Element data from apps and pages:

━━━━━━━━━━

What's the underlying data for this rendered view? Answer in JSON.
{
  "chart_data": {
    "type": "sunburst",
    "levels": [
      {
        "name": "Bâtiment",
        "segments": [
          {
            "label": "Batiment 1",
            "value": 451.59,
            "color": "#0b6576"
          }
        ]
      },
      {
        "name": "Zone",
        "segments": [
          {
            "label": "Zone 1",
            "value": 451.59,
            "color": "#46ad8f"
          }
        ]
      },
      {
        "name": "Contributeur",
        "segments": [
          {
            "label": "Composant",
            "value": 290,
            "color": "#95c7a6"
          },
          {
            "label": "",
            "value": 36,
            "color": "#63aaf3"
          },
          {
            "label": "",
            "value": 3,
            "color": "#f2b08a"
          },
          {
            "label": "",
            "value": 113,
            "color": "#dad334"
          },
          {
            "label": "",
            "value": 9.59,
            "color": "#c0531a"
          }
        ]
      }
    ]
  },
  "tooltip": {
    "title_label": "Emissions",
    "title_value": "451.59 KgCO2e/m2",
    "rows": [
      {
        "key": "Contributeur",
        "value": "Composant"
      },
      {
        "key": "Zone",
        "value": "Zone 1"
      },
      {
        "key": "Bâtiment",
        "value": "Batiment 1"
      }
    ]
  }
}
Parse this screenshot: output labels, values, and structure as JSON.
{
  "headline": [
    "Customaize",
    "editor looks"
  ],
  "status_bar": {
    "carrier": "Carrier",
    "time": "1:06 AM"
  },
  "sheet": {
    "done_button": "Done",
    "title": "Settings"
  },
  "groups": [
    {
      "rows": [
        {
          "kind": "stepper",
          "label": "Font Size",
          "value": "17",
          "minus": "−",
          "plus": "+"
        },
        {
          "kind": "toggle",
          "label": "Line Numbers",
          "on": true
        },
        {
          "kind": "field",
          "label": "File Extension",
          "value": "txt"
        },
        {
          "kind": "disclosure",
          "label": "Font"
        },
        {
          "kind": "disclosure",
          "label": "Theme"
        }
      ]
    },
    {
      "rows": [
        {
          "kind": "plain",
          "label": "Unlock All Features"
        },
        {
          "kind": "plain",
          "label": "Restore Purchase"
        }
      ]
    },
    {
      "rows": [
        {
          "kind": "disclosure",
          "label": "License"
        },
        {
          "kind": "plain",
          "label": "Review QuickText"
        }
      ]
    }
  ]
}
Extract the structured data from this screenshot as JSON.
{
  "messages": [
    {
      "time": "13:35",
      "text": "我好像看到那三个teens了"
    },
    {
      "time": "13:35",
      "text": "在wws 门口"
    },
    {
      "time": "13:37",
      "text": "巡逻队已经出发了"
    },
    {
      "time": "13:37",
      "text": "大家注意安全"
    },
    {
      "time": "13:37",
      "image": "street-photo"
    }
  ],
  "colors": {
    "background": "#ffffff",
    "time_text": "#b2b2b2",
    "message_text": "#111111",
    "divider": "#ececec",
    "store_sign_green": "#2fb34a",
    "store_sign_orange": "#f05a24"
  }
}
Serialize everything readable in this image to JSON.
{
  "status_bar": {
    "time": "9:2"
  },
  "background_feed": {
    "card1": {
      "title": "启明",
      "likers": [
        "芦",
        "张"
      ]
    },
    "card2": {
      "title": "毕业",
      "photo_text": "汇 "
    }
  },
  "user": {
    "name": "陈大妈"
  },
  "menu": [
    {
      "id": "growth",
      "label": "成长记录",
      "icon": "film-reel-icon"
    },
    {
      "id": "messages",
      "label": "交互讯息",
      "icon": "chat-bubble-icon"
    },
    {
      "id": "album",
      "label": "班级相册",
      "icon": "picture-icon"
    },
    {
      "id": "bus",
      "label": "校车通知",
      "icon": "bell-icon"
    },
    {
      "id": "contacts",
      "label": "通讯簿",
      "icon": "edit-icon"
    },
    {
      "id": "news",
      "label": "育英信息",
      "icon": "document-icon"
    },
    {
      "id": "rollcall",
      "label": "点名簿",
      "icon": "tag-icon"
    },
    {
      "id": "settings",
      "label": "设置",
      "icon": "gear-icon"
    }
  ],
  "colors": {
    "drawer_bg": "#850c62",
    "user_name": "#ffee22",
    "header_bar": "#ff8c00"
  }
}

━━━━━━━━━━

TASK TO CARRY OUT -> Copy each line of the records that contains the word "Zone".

WRITTEN RESPONSE ->
        "name": "Zone",
            "label": "Zone 1",
        "key": "Zone",
        "value": "Zone 1"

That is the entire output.